Why is the government giving big oil billions of dollars instead of investing in quality of life for Canadian seniors?

Parliament of Canada Act February 1st, 2012

Madam Speaker, I will try to be brief. Thank you for the opportunity to speak to Bill C-306, introduced by my hon. colleague from Pontiac, which has to do with respecting voters' choices when it comes to political affiliation. I am delighted to debate this here in the House. I have been talking about this with my constituents for several weeks now. Many things have happened, at both the provincial and federal levels. Quebec has seen many political floor crossings in the past few weeks.

I have been asked many questions on the matter. People were very worried. They wanted to know what became of their choice, why members were not respecting democracy and why they were betraying the people who had elected them. Many of my colleagues talked about this here today. A few comments struck me as particularly interesting, especially comments about those who criticize the NDP's bill.

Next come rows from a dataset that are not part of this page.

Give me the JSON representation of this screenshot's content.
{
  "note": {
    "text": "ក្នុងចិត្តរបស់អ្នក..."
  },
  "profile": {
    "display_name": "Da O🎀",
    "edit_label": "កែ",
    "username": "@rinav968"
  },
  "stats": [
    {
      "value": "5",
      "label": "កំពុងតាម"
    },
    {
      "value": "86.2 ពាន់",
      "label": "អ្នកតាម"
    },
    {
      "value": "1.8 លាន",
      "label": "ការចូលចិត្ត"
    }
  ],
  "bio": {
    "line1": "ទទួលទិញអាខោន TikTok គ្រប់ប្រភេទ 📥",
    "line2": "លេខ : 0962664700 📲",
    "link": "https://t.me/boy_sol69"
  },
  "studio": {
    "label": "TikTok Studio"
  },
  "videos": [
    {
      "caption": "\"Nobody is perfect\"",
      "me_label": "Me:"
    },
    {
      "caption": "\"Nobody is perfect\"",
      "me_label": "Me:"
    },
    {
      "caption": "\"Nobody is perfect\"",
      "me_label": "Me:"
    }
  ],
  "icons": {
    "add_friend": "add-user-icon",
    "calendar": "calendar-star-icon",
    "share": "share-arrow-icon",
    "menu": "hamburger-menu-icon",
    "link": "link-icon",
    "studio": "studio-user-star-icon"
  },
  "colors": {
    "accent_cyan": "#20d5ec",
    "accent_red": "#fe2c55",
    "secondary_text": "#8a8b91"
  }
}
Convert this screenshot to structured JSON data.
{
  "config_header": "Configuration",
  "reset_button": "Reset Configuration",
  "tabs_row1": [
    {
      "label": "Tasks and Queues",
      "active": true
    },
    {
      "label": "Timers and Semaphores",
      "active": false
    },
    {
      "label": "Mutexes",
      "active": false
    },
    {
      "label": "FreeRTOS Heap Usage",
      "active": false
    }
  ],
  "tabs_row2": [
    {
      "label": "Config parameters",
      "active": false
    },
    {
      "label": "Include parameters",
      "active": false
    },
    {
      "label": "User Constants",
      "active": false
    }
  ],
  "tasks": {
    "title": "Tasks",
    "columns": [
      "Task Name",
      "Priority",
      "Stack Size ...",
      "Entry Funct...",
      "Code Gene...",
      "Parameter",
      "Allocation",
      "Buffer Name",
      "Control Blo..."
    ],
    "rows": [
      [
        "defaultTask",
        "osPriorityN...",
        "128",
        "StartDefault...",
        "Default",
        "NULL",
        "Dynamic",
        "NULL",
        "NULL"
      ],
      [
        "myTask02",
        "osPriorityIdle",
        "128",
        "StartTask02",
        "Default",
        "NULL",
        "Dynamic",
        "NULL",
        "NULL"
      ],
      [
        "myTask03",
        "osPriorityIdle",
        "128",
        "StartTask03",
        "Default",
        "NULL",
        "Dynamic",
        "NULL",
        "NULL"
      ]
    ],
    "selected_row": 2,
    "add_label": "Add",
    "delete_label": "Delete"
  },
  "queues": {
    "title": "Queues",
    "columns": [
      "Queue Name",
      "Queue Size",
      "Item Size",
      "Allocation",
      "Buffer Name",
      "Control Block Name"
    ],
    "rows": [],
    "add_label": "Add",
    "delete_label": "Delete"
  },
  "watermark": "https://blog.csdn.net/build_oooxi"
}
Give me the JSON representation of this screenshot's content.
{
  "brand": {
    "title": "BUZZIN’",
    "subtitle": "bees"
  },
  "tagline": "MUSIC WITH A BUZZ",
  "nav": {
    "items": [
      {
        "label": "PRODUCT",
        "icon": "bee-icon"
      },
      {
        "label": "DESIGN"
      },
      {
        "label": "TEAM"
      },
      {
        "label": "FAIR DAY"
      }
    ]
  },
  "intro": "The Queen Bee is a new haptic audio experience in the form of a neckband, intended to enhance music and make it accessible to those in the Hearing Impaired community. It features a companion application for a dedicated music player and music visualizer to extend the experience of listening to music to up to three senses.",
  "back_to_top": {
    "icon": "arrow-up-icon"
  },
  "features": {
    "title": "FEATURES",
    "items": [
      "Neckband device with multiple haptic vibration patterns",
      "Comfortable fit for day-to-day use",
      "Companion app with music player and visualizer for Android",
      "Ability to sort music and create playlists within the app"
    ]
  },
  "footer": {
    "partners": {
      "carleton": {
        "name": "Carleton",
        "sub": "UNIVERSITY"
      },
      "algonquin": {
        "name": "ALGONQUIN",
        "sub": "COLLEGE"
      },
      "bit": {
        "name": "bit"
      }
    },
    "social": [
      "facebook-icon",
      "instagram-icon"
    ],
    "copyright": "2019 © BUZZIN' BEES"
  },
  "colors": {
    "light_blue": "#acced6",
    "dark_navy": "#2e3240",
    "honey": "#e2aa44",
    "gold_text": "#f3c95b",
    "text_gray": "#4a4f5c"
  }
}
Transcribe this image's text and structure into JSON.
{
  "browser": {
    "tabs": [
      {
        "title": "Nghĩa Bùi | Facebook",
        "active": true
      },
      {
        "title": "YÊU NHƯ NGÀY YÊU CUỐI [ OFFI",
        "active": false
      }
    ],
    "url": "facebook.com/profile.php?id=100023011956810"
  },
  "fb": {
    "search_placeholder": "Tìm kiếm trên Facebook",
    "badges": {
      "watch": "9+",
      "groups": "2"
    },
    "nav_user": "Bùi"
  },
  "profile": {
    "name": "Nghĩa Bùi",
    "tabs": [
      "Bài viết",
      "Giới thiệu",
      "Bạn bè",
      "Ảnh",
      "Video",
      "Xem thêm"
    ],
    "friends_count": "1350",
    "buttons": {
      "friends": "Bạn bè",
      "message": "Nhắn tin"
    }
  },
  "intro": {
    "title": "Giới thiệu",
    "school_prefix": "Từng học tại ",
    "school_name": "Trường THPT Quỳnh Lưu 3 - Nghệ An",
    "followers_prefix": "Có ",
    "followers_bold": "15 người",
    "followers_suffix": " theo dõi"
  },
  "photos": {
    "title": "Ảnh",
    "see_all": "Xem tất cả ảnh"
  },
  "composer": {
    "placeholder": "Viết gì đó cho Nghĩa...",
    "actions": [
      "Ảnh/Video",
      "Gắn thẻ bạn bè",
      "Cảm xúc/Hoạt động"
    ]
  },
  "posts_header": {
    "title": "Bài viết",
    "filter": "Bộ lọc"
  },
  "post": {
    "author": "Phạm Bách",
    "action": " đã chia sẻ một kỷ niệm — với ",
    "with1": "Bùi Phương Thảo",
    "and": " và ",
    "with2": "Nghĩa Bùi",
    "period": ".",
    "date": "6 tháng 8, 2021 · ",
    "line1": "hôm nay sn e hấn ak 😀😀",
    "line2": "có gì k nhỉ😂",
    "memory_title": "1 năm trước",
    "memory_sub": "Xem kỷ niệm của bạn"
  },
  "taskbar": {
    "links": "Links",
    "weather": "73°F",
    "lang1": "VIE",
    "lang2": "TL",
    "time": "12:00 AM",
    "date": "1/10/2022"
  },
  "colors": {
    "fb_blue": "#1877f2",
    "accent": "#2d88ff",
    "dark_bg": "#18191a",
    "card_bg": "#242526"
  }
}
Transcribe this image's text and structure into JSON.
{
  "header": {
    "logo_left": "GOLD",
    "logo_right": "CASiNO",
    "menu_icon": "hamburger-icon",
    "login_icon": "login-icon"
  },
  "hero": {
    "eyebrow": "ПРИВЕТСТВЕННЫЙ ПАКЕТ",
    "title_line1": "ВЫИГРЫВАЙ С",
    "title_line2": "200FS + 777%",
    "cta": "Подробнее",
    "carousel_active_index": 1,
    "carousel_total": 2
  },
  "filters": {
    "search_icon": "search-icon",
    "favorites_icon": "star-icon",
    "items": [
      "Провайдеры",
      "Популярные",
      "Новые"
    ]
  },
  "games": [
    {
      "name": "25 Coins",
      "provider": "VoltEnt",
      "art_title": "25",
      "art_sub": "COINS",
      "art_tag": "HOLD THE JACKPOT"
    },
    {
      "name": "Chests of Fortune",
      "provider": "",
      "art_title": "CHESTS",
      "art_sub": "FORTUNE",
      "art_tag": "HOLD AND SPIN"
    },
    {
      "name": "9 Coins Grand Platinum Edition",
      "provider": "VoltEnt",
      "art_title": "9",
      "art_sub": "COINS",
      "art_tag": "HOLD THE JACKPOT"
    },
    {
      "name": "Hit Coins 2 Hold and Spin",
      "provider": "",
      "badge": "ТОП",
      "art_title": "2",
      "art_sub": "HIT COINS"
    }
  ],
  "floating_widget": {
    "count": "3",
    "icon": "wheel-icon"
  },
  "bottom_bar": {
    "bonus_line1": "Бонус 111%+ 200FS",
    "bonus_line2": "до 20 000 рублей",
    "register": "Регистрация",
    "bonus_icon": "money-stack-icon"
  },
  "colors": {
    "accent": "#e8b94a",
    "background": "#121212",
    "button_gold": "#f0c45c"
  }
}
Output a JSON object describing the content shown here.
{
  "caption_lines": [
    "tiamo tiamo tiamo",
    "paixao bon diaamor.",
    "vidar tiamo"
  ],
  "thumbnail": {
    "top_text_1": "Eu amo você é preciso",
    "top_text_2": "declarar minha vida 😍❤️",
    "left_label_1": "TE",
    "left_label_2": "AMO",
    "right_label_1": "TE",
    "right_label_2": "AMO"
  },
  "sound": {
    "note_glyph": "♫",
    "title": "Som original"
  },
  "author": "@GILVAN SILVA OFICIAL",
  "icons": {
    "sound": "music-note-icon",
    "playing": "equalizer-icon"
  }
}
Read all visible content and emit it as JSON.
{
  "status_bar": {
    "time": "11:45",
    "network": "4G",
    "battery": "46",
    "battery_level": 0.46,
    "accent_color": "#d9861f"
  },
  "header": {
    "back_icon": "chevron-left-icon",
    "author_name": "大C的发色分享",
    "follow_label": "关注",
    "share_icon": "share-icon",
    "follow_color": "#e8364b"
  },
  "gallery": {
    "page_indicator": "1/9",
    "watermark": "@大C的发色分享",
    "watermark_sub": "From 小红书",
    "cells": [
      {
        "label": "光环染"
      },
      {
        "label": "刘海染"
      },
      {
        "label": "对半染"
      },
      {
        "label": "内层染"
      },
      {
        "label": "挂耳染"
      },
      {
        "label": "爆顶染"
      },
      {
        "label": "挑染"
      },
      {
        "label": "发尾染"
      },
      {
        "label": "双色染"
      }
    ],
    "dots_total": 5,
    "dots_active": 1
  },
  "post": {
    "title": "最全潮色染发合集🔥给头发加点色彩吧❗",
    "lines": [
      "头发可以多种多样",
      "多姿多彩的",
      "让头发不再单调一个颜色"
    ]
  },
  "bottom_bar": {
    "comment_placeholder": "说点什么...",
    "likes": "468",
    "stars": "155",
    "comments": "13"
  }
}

We have heard a great deal about the fact that, in Canada, we vote for an individual. That is true. Our political system means that, in an election, we vote for the next person to represent us. But if we ask our voters, most of them do not necessarily vote for the person, but rather for ideas, a party, a platform. My colleague from Rimouski-Neigette—Témiscouata—Les Basques just said that only 12% of voters vote for the individual, and not for all the other reasons that influence how people vote. Unfortunately, I find this argument a little weak. It is sad to think our electorate is being disrespected in that regard.

Someone also talked about a member's freedom of expression. I would be very careful addressing that point. Do members not have a moral obligation towards the people who elected them? When one changes parties, there is a breach of trust. My hon. colleague from Pontiac is suggesting that when members no longer agree with the ideas of their party, they can sit as independents. If they definitely want to join another party, a byelection must be held. This shows basic respect for the people's freedom of expression. Besides, members are not above the rights of others. They must respect the rights of their constituents.

Pooled Registered Pension Plans Act January 31st, 2012

Mr. Speaker, I thank my hon. colleague for his magnificent speech. It was very interesting.

He ended his speech by talking about some of the advantages of the Canada pension plan and the Quebec pension plan, and the benefits of investing in such plans. He did not have time to speak further about this. I would like to hear more about this matter. It seems very interesting.

Citizenship and Immigration December 14th, 2011

Mr. Speaker, if nothing is done by tomorrow, a man in my riding, Jean-Bernard Devilmé, will be deported to Haiti. Mr. Devilmé has been living in Canada for 25 years. He works as a carpenter and contributes to society.

Although he committed some offences in the past, his record has been clean since 2007. What is more, many community agencies agree that this man, a father of four, must stay in the country.

I discussed this situation yesterday with the Minister of Public Safety. My question is simple: what does he intend to do to help Mr. Devilmé and his family?